President Keating also noted of the Explanatory Note to the Workers Compensation Amendment Bill 2015, which in part introduced Section 38A, where it was expressly stated that the amount under Section 38A was to mean a combined total of compensation and earnings.5

Having regard to the above, the President agreed that the interpretation of statue law must not result in illogical findings but stressed that foremost regard must be had for the ‘language in fact used’.6 It was clear, in his view, that the legislature did not adopt the early wording when the statute was ultimately enacted and, inescapably, the President found himself forced to interpret the finalised text in a literal fashion. He concluded:

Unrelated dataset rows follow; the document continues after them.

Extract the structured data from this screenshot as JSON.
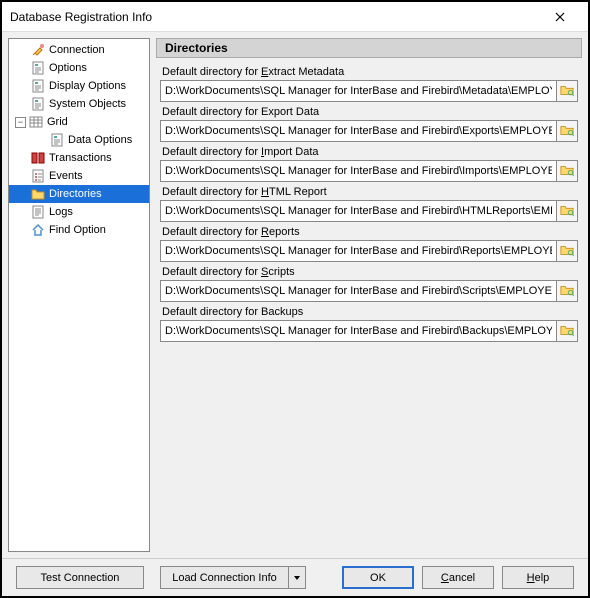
{
  "window": {
    "title": "Database Registration Info"
  },
  "sidebar": {
    "items": [
      {
        "label": "Connection",
        "icon": "plug"
      },
      {
        "label": "Options",
        "icon": "doc"
      },
      {
        "label": "Display Options",
        "icon": "doc"
      },
      {
        "label": "System Objects",
        "icon": "doc"
      }
    ],
    "grid": {
      "label": "Grid",
      "children": [
        {
          "label": "Data Options",
          "icon": "doc"
        }
      ]
    },
    "items2": [
      {
        "label": "Transactions",
        "icon": "transactions"
      },
      {
        "label": "Events",
        "icon": "events"
      },
      {
        "label": "Directories",
        "icon": "folder",
        "selected": true
      },
      {
        "label": "Logs",
        "icon": "doc"
      },
      {
        "label": "Find Option",
        "icon": "find"
      }
    ]
  },
  "panel": {
    "title": "Directories"
  },
  "fields": [
    {
      "label_pre": "Default directory for ",
      "mnemonic": "E",
      "label_post": "xtract Metadata",
      "value": "D:\\WorkDocuments\\SQL Manager for InterBase and Firebird\\Metadata\\EMPLOY"
    },
    {
      "label_pre": "Default directory for ",
      "mnemonic": "",
      "label_post": "Export Data",
      "value": "D:\\WorkDocuments\\SQL Manager for InterBase and Firebird\\Exports\\EMPLOYE"
    },
    {
      "label_pre": "Default directory for ",
      "mnemonic": "I",
      "label_post": "mport Data",
      "value": "D:\\WorkDocuments\\SQL Manager for InterBase and Firebird\\Imports\\EMPLOYE"
    },
    {
      "label_pre": "Default directory for ",
      "mnemonic": "H",
      "label_post": "TML Report",
      "value": "D:\\WorkDocuments\\SQL Manager for InterBase and Firebird\\HTMLReports\\EMF"
    },
    {
      "label_pre": "Default directory for ",
      "mnemonic": "R",
      "label_post": "eports",
      "value": "D:\\WorkDocuments\\SQL Manager for InterBase and Firebird\\Reports\\EMPLOYE"
    },
    {
      "label_pre": "Default directory for ",
      "mnemonic": "S",
      "label_post": "cripts",
      "value": "D:\\WorkDocuments\\SQL Manager for InterBase and Firebird\\Scripts\\EMPLOYEI"
    },
    {
      "label_pre": "Default directory for ",
      "mnemonic": "",
      "label_post": "Backups",
      "value": "D:\\WorkDocuments\\SQL Manager for InterBase and Firebird\\Backups\\EMPLOY"
    }
  ],
  "buttons": {
    "test": "Test Connection",
    "load": "Load Connection Info",
    "ok": "OK",
    "cancel": "Cancel",
    "help": "Help"
  }
}
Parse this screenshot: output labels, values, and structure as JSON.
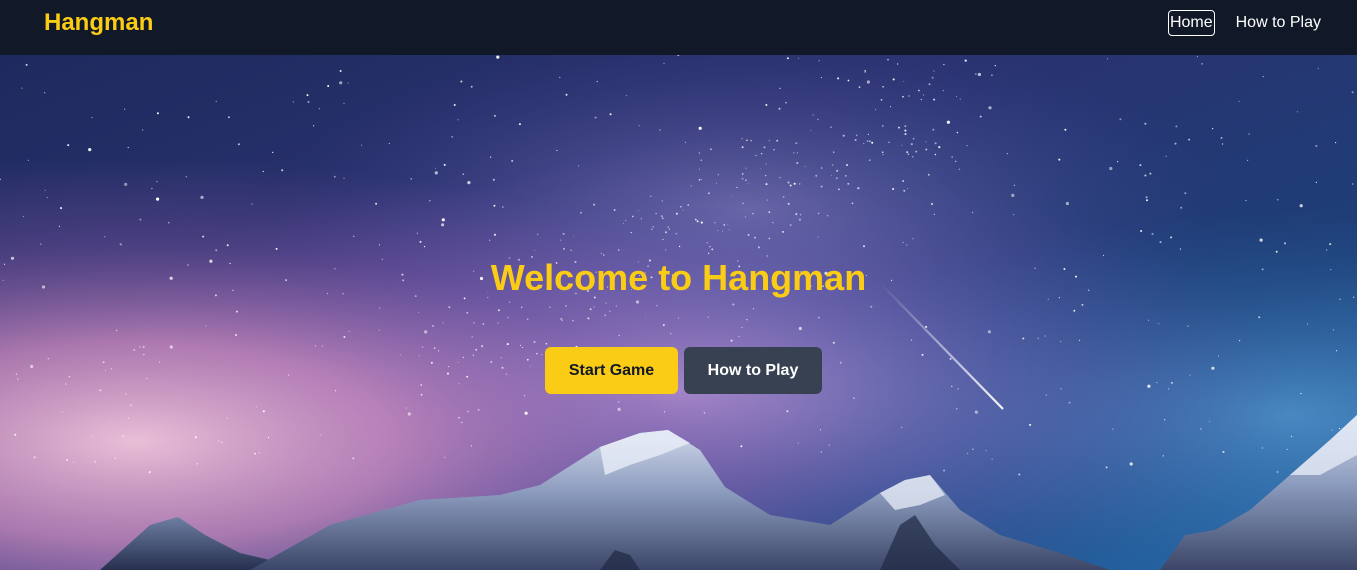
{
  "navbar": {
    "brand": "Hangman",
    "links": [
      {
        "label": "Home",
        "active": true
      },
      {
        "label": "How to Play",
        "active": false
      }
    ]
  },
  "hero": {
    "title": "Welcome to Hangman",
    "buttons": {
      "start_label": "Start Game",
      "howto_label": "How to Play"
    },
    "background": "starry-night-sky-mountains"
  },
  "colors": {
    "accent": "#facc15",
    "navbar_bg": "#111827",
    "secondary_button": "#374151"
  }
}
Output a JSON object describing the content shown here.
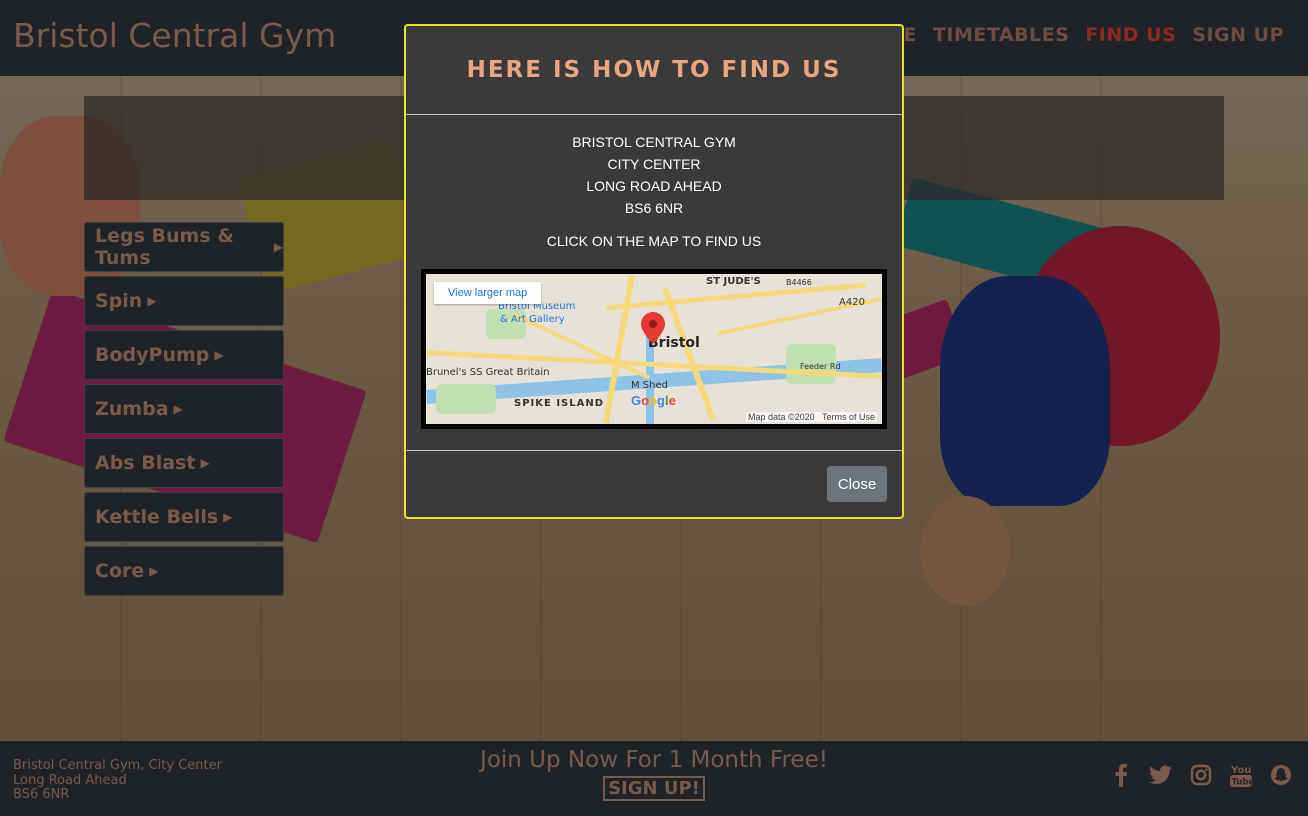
{
  "header": {
    "brand": "Bristol Central Gym",
    "nav": [
      {
        "label": "HOME",
        "active": false
      },
      {
        "label": "TIMETABLES",
        "active": false
      },
      {
        "label": "FIND US",
        "active": true
      },
      {
        "label": "SIGN UP",
        "active": false
      }
    ]
  },
  "side_menu": {
    "items": [
      {
        "label": "Legs Bums & Tums"
      },
      {
        "label": "Spin"
      },
      {
        "label": "BodyPump"
      },
      {
        "label": "Zumba"
      },
      {
        "label": "Abs Blast"
      },
      {
        "label": "Kettle Bells"
      },
      {
        "label": "Core"
      }
    ],
    "caret_icon": "caret-right-icon"
  },
  "modal": {
    "title": "HERE IS HOW TO FIND US",
    "address_lines": [
      "BRISTOL CENTRAL GYM",
      "CITY CENTER",
      "LONG ROAD AHEAD",
      "BS6 6NR"
    ],
    "cta": "CLICK ON THE MAP TO FIND US",
    "map": {
      "view_larger": "View larger map",
      "center_label": "Bristol",
      "labels": [
        "ST JUDE'S",
        "Bristol Museum",
        "& Art Gallery",
        "Brunel's SS Great Britain",
        "M Shed",
        "SPIKE ISLAND",
        "A420",
        "B4466",
        "Feeder Rd"
      ],
      "logo": "Google",
      "attribution": "Map data ©2020",
      "terms": "Terms of Use"
    },
    "close_label": "Close"
  },
  "footer": {
    "address_lines": [
      "Bristol Central Gym, City Center",
      "Long Road Ahead",
      "BS6 6NR"
    ],
    "promo": "Join Up Now For 1 Month Free!",
    "signup": "SIGN UP!",
    "social": [
      {
        "icon": "facebook-icon",
        "glyph": "f"
      },
      {
        "icon": "twitter-icon",
        "glyph": "t"
      },
      {
        "icon": "instagram-icon",
        "glyph": "◎"
      },
      {
        "icon": "youtube-icon",
        "glyph": "▶"
      },
      {
        "icon": "snapchat-icon",
        "glyph": "☺"
      }
    ]
  },
  "colors": {
    "brand": "#7a5a48",
    "nav_active": "#8d2a22",
    "modal_border": "#e8e331",
    "modal_title": "#e9a57f",
    "close_button": "#6c757d"
  }
}
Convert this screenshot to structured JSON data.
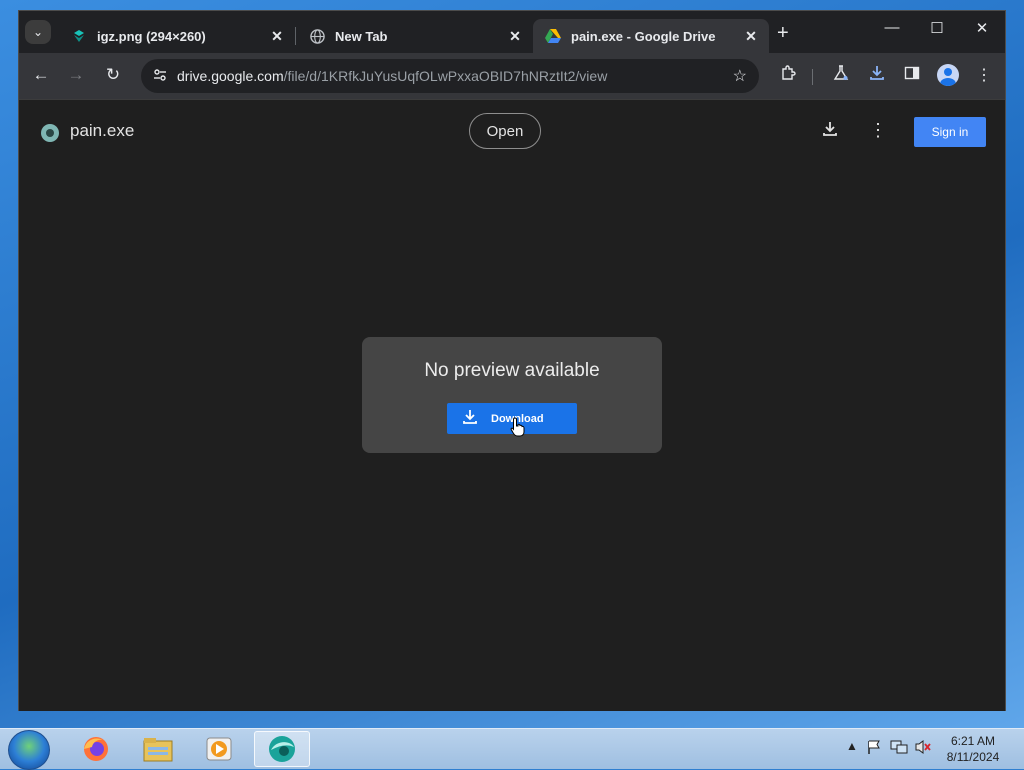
{
  "browser": {
    "tabs": [
      {
        "title": "igz.png (294×260)",
        "icon": "teal-logo-icon",
        "active": false
      },
      {
        "title": "New Tab",
        "icon": "globe-icon",
        "active": false
      },
      {
        "title": "pain.exe - Google Drive",
        "icon": "google-drive-icon",
        "active": true
      }
    ],
    "address": {
      "host": "drive.google.com",
      "path": "/file/d/1KRfkJuYusUqfOLwPxxaOBID7hNRztIt2/view"
    }
  },
  "drive": {
    "file_name": "pain.exe",
    "open_label": "Open",
    "sign_in_label": "Sign in",
    "no_preview_text": "No preview available",
    "download_label": "Download",
    "accent_color": "#1a73e8"
  },
  "taskbar": {
    "time": "6:21 AM",
    "date": "8/11/2024",
    "apps": [
      "firefox-icon",
      "file-explorer-icon",
      "media-player-icon",
      "browser-app-icon"
    ]
  }
}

‘It follows that the provision must be given its ordinary and grammatical meaning, even if it results in an outcome that may be anomalous or result in a “bonus”…’ 7

Why this case is important

President Keating dealt with Section 38A in the matter of Hee v State Transit Authority earlier this year.8 In that case, the President found that a Worker with Highest Needs who cannot establish incapacity under the provisions preceding Section 38A is not entitled to any weekly benefits under that section.

Applying Hee and White together results in a poignant reality: If a worker with 32% WPI is able to work at a pre-injury level, then they will not be entitled to any compensation under Section 38A. If that same worker is able to work at below that pre-injury level, then they will be entitled to the whole of their actual income from employment plus the amount of $788.32 as indexed.

Is this not but the ultimate deterrent for a seriously injured worker wishing to return to their pre-injury duties?

The WCC has adopted an ‘all or nothing’ interpretation of Section 38A, despite early parliamentary sentiments that offered a more moderate approach. This decision arguably goes against the deep-rooted common law principles of 'compensation', being a legal concept that applies where there is an actual loss. Still, this outcome is inevitably the product of the open-ended wording of the amendments enacted in 2015, the confusion from which is only now becoming apparent.

The reader will be interested to know that a further appeal in Hee was heard by the Supreme Court on 15 October 2018.